India's external debt at $426 bn in December
The total external debt of USD 426 billion showed an increase of USD 21.1 billion.
New Delhi: India's external debt was at USD 426 billion - including the government's debt of USD 76.4 billion - at the end of December.
"Government (Sovereign) external debt stood at USD 76.4 billion, (17.9 percent of total external debt) at end- December 2013 as against USD 81.7 billion (20.2 percent) at end-March 2013," the Finance Ministry said today.
The total external debt of USD 426 billion showed an increase of USD 21.1 billion over the March-end level.
"The rise in external debt during the period was due to long-term debt particularly NRI deposits. A sharp increase in NRI deposits reflected the impact of fresh FCNR(B) deposits mobilised under the swap scheme during September-November 2013," it said in the latest quarterly report.
The ministry further said that the long-term debt was USD 333.3 billion at the end of December, showing an increase of 8.1 percent over March, 2013 level, while short-term debt declined by 4.1 percent to USD 92.7 billion.

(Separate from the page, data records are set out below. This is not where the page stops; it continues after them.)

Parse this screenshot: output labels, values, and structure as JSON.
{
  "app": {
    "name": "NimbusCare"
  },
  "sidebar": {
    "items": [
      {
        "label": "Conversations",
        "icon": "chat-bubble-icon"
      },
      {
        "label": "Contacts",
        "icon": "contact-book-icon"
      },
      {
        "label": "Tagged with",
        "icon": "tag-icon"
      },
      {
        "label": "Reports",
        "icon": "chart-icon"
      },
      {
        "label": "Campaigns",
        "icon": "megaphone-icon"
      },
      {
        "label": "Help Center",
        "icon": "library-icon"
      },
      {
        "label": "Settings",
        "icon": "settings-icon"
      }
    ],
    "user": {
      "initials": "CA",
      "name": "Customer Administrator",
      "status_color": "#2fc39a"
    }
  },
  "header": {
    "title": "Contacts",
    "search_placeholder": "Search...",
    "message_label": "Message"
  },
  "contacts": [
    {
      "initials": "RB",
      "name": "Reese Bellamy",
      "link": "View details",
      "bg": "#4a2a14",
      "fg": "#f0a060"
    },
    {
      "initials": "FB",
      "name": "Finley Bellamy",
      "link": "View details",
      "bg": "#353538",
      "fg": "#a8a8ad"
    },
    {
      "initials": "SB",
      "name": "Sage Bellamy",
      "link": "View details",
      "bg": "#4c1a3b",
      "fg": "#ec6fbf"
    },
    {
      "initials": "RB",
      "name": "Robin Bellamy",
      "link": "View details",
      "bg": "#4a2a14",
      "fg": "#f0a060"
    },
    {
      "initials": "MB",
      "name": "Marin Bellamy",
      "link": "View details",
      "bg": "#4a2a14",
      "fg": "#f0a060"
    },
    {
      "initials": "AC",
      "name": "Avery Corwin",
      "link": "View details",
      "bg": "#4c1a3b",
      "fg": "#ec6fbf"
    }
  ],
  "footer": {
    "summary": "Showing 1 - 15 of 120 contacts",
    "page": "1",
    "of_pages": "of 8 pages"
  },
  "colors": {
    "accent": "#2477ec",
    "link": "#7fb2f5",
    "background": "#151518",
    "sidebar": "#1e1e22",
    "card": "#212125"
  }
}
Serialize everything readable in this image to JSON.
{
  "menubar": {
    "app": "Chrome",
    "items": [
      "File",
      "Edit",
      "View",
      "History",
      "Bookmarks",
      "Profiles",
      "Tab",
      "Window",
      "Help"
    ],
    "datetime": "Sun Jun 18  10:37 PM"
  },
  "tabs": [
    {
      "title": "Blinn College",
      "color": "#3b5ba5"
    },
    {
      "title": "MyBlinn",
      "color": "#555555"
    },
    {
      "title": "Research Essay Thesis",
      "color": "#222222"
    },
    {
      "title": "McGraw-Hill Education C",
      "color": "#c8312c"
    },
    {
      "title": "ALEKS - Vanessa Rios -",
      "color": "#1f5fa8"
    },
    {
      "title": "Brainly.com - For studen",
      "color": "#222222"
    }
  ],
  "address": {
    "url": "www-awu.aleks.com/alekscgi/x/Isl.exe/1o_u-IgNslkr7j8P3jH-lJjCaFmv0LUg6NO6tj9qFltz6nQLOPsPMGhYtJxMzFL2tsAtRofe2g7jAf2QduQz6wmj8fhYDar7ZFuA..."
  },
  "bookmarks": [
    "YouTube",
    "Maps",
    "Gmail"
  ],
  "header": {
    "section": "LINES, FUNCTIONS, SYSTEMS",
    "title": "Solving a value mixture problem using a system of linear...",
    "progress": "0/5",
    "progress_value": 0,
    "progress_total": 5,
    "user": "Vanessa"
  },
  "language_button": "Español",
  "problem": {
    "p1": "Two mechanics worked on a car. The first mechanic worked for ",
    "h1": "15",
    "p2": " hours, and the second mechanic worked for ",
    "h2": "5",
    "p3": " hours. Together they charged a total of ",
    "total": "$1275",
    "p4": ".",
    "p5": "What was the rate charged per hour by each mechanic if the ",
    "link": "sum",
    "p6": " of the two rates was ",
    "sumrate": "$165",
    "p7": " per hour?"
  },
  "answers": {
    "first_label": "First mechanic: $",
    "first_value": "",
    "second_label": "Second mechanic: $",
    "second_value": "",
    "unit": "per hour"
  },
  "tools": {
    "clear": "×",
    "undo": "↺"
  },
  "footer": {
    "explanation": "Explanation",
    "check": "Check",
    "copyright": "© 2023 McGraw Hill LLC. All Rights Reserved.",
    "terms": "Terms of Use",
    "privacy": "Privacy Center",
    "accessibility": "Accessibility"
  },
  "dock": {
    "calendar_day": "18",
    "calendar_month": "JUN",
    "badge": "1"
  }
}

"The share of US dollar denominated debt was the highest in external debt stock and stood at 63.6 percent at end- December 2013, followed by debt denominated in Indian rupee (19.4 percent), SDR (7.1 percent), Japanese yen (5.0 percent) and Euro (3.1 percent)," it added.
India's foreign exchange reserves provided 69 percent cover to the total external debt as of December end, as against 72.1 percent as of March-end, 2013.
The ministry said the debt has remained within manageable limits as indicated by the external debt to GDP ratio of 23.3 percent, vis-a-vis 21.8 percent at end-March 2013, and debt service ratio of 5.9 percent in 2012-13.
"India's external debt has remained within manageable limits due to prudent external debt management policy of the Government of India," it said.
The policy continues to focus on monitoring long and short-term debt, raising sovereign loans on concessional terms with longer maturities, regulating external commercial borrowings through end-use, all-in-cost and maturity restrictions, and rationalising interest rates on Non-Resident Indian deposits, it added.